I think we all need a little mental health check in. How are you doing? At the time I sit down to analyze Teenage Mutant Ninja Turtles Universe 23, the only news I can catch on my social media feeds are the infuriating reports of migrant children separated from their technically-criminal parents. This is an unspeakably cruel policy, enacted by opportunistic monsters, and enforced by a criminally unrestrained agency. It makes me mad to the point of being physically sick. And powerless. Ryan Ferrier and Pablo Tunica’s “…And Out Came the Reptiles” story from TMNTU 23 perfectly captures this sickening feeling of desperation, inflicting the ugliness of Mondo Gecko’s impotent rage on the whole issue. Continue reading

Thor 1: Discussion

by Taylor Anderson and Patrick Ehlers

This article contains SPOILERS. If you haven’t read the issue yet, proceed at your own risk!

Taylor: When I’m teaching my students about tone and mood in class, my go-to lesson involves a Marry Poppins trailer. First I show them the original trailer for the movie and then I show them a trailer that Christopher Rule cut together, which makes the classic film look like a horror movie. It’s a great way of showing the kids that the same content can have a drastically different tone and mood based on how the artist presents the story. I was thinking of this as I read Thor 1, because the issue shares the same characters, settings, and even the same writer as the Mighty Thor, but it feels drastically different. It’s a textbook example of how a skilled writer can shift the tone of a story, and in this case, that shift is a refreshing change of direction for the Thor series. Continue reading

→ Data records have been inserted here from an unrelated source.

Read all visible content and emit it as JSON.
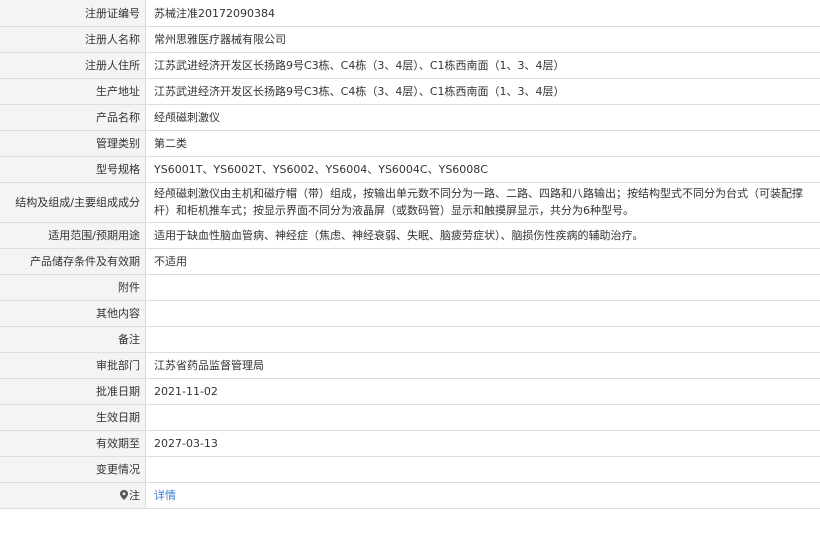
{
  "rows": [
    {
      "label": "注册证编号",
      "value": "苏械注准20172090384"
    },
    {
      "label": "注册人名称",
      "value": "常州思雅医疗器械有限公司"
    },
    {
      "label": "注册人住所",
      "value": "江苏武进经济开发区长扬路9号C3栋、C4栋（3、4层）、C1栋西南面（1、3、4层）"
    },
    {
      "label": "生产地址",
      "value": "江苏武进经济开发区长扬路9号C3栋、C4栋（3、4层）、C1栋西南面（1、3、4层）"
    },
    {
      "label": "产品名称",
      "value": "经颅磁刺激仪"
    },
    {
      "label": "管理类别",
      "value": "第二类"
    },
    {
      "label": "型号规格",
      "value": "YS6001T、YS6002T、YS6002、YS6004、YS6004C、YS6008C"
    },
    {
      "label": "结构及组成/主要组成成分",
      "value": "经颅磁刺激仪由主机和磁疗帽（带）组成，按输出单元数不同分为一路、二路、四路和八路输出；按结构型式不同分为台式（可装配撑杆）和柜机推车式；按显示界面不同分为液晶屏（或数码管）显示和触摸屏显示，共分为6种型号。"
    },
    {
      "label": "适用范围/预期用途",
      "value": "适用于缺血性脑血管病、神经症（焦虑、神经衰弱、失眠、脑疲劳症状）、脑损伤性疾病的辅助治疗。"
    },
    {
      "label": "产品储存条件及有效期",
      "value": "不适用"
    },
    {
      "label": "附件",
      "value": ""
    },
    {
      "label": "其他内容",
      "value": ""
    },
    {
      "label": "备注",
      "value": ""
    },
    {
      "label": "审批部门",
      "value": "江苏省药品监督管理局"
    },
    {
      "label": "批准日期",
      "value": "2021-11-02"
    },
    {
      "label": "生效日期",
      "value": ""
    },
    {
      "label": "有效期至",
      "value": "2027-03-13"
    },
    {
      "label": "变更情况",
      "value": ""
    },
    {
      "label": "注",
      "value": "详情",
      "icon": "map-pin-icon"
    }
  ]
}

Malice in Civility in Mister Miracle 9

By Patrick Ehlers

This article contains SPOILERS. If you haven’t read the issue yet, proceed at your own risk!

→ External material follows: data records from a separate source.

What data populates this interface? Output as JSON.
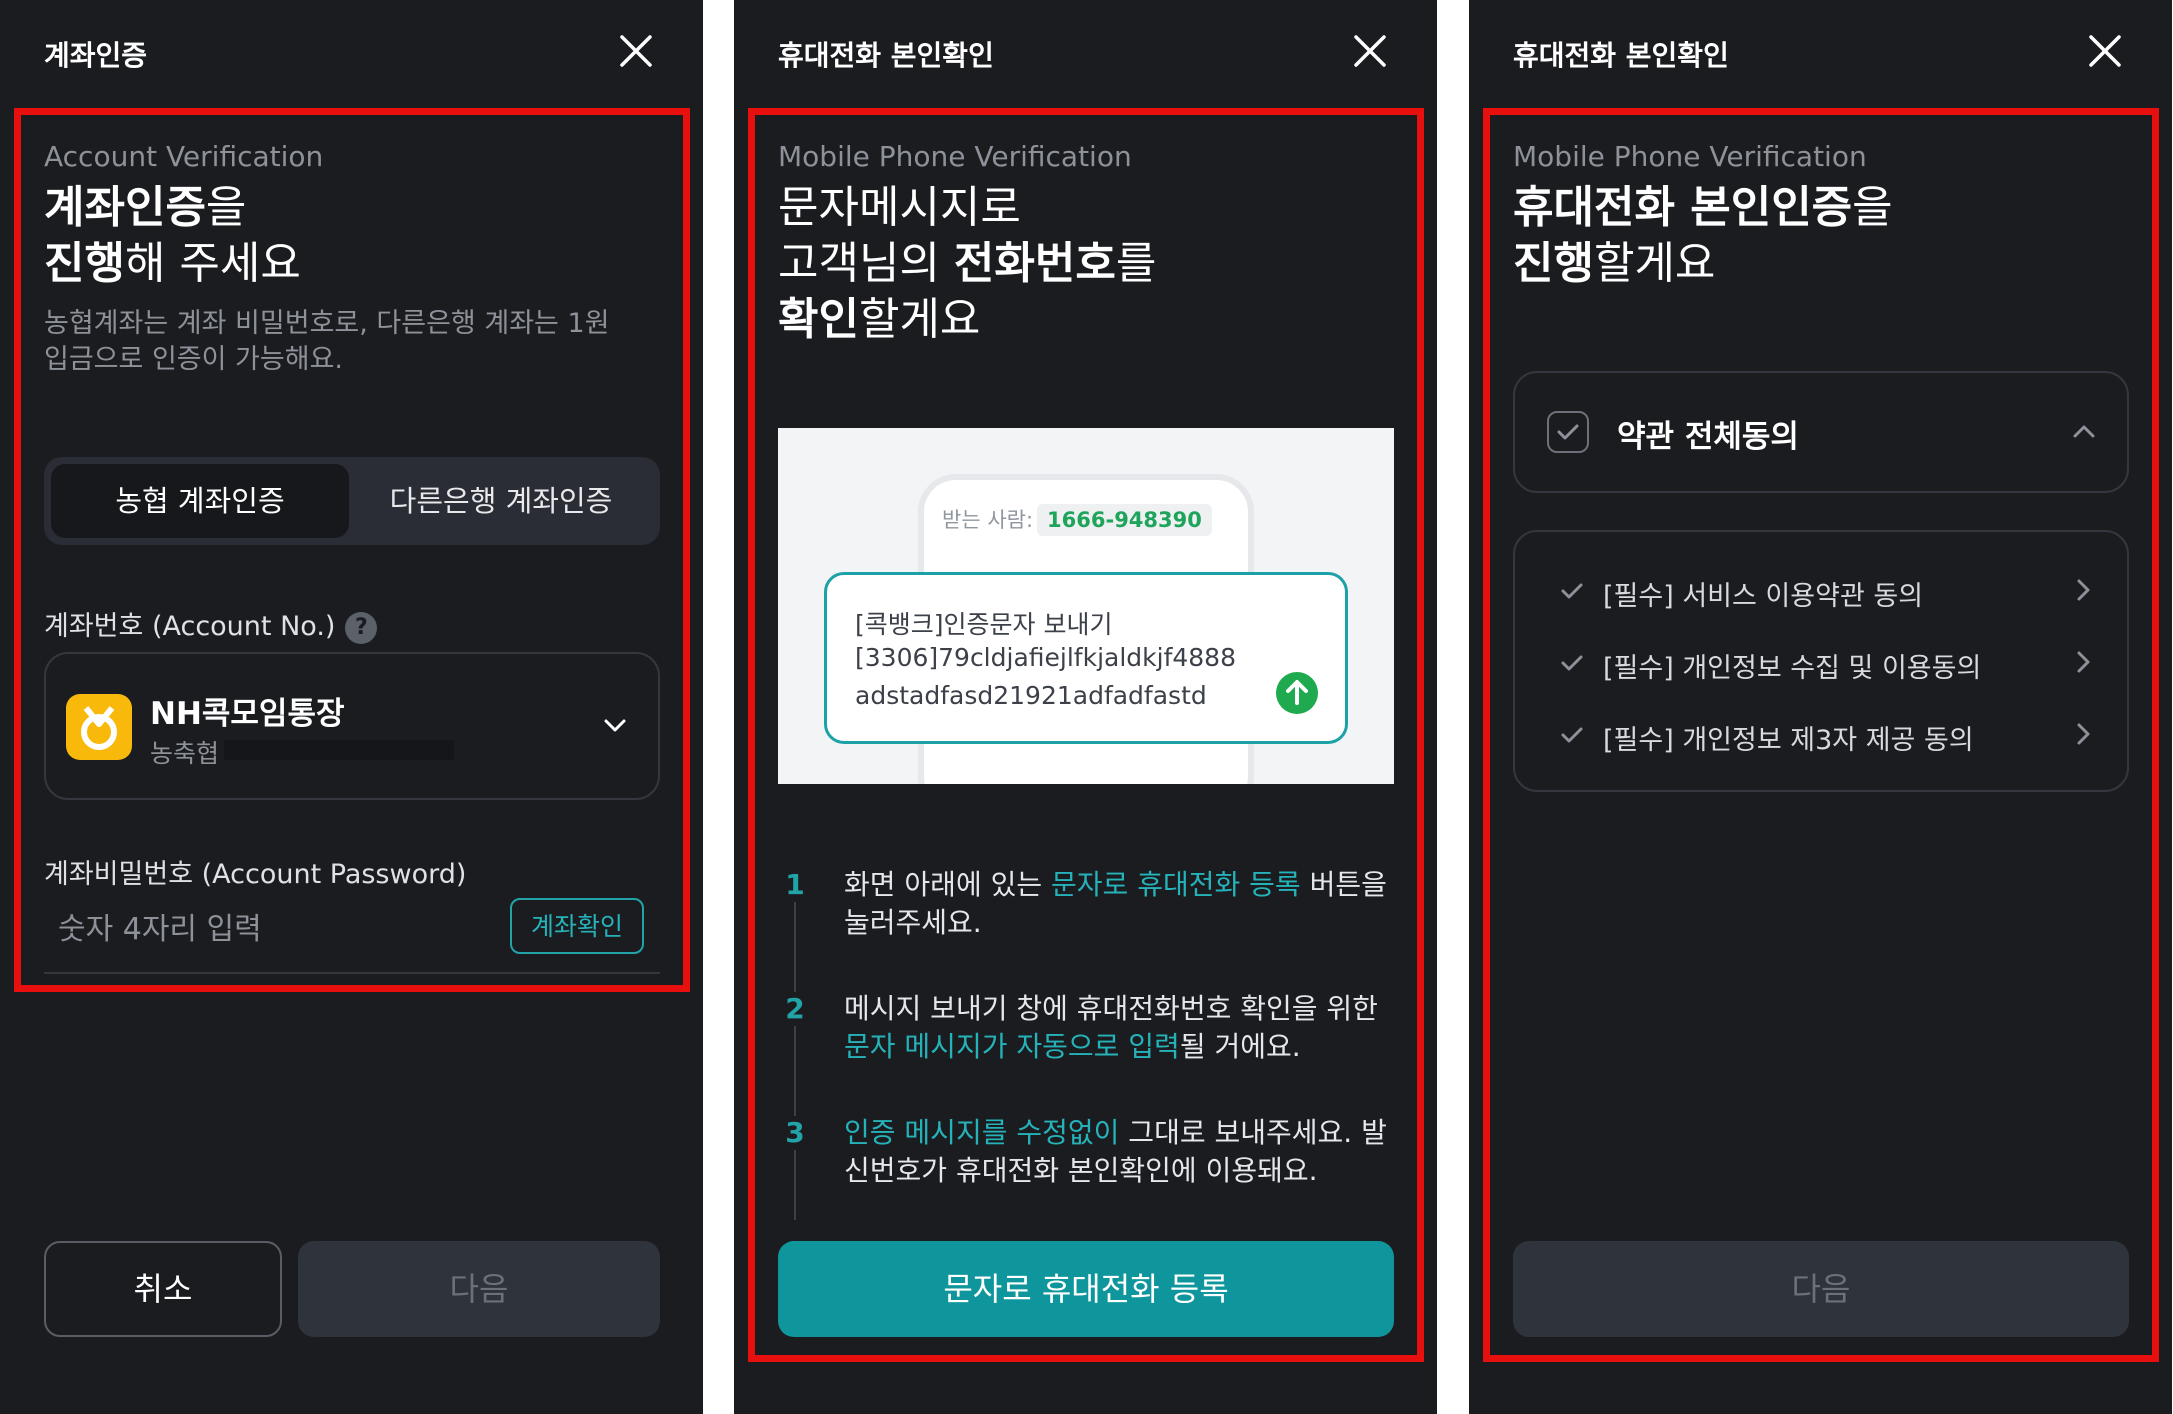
{
  "panel1": {
    "title": "계좌인증",
    "subtitle_en": "Account Verification",
    "headline": {
      "l1_bold": "계좌인증",
      "l1_rest": "을",
      "l2_bold": "진행",
      "l2_rest": "해 주세요"
    },
    "description_l1": "농협계좌는 계좌 비밀번호로, 다른은행 계좌는 1원",
    "description_l2": "입금으로 인증이 가능해요.",
    "tabs": [
      "농협 계좌인증",
      "다른은행 계좌인증"
    ],
    "active_tab": "농협 계좌인증",
    "account_label": "계좌번호 (Account No.)",
    "help_symbol": "?",
    "account": {
      "name": "NH콕모임통장",
      "bank": "농축협"
    },
    "password_label": "계좌비밀번호 (Account Password)",
    "password_placeholder": "숫자 4자리 입력",
    "verify_button": "계좌확인",
    "cancel_button": "취소",
    "next_button": "다음"
  },
  "panel2": {
    "title": "휴대전화 본인확인",
    "subtitle_en": "Mobile Phone Verification",
    "headline": {
      "l1": "문자메시지로",
      "l2_pre": "고객님의 ",
      "l2_bold": "전화번호",
      "l2_rest": "를",
      "l3_bold": "확인",
      "l3_rest": "할게요"
    },
    "illustration": {
      "recipient_label": "받는 사람:",
      "recipient_number": "1666-948390",
      "message_lines": [
        "[콕뱅크]인증문자 보내기",
        "[3306]79cldjafiejlfkjaldkjf4888",
        "adstadfasd21921adfadfastd"
      ]
    },
    "steps": [
      {
        "num": "1",
        "l1_pre": "화면 아래에 있는 ",
        "l1_hl": "문자로 휴대전화 등록",
        "l1_post": " 버튼을",
        "l2": "눌러주세요."
      },
      {
        "num": "2",
        "l1": "메시지 보내기 창에 휴대전화번호 확인을 위한",
        "l2_hl": "문자 메시지가 자동으로 입력",
        "l2_post": "될 거에요."
      },
      {
        "num": "3",
        "l1_hl": "인증 메시지를 수정없이",
        "l1_post": " 그대로 보내주세요. 발",
        "l2": "신번호가 휴대전화 본인확인에 이용돼요."
      }
    ],
    "primary_button": "문자로 휴대전화 등록"
  },
  "panel3": {
    "title": "휴대전화 본인확인",
    "subtitle_en": "Mobile Phone Verification",
    "headline": {
      "l1_bold": "휴대전화 본인인증",
      "l1_rest": "을",
      "l2_bold": "진행",
      "l2_rest": "할게요"
    },
    "agree_all": "약관 전체동의",
    "terms": [
      "[필수] 서비스 이용약관 동의",
      "[필수] 개인정보 수집 및 이용동의",
      "[필수] 개인정보 제3자 제공 동의"
    ],
    "next_button": "다음"
  },
  "colors": {
    "background": "#1b1c20",
    "accent": "#22a3a8",
    "highlight_border": "#e80f0f",
    "primary_button": "#0f969c",
    "disabled_button": "#2f343c"
  },
  "icons": [
    "close-icon",
    "help-icon",
    "chevron-down-icon",
    "bank-logo-icon",
    "send-icon",
    "checkbox-icon",
    "chevron-up-icon",
    "check-icon",
    "chevron-right-icon"
  ]
}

War is hell. It is economically, physically, and psychologically catastrophic for both those waging war and anyone unfortunate enough to be in war’s orbit. But ending a war? Ending a war requires one of two things: one side to be completely destroyed, or an agreement to be reached between the warring parties. Most wars end the second way. Which is borderline unfathomable, right? Imagine sitting down to negotiate with someone who has been systematically, enthusiastically, killing your friends and family every day for months or years. Tom King and Mitch Gerads’ Mister Miracle 9 wrestles with the dissonance of trying to make peace out of war. Continue reading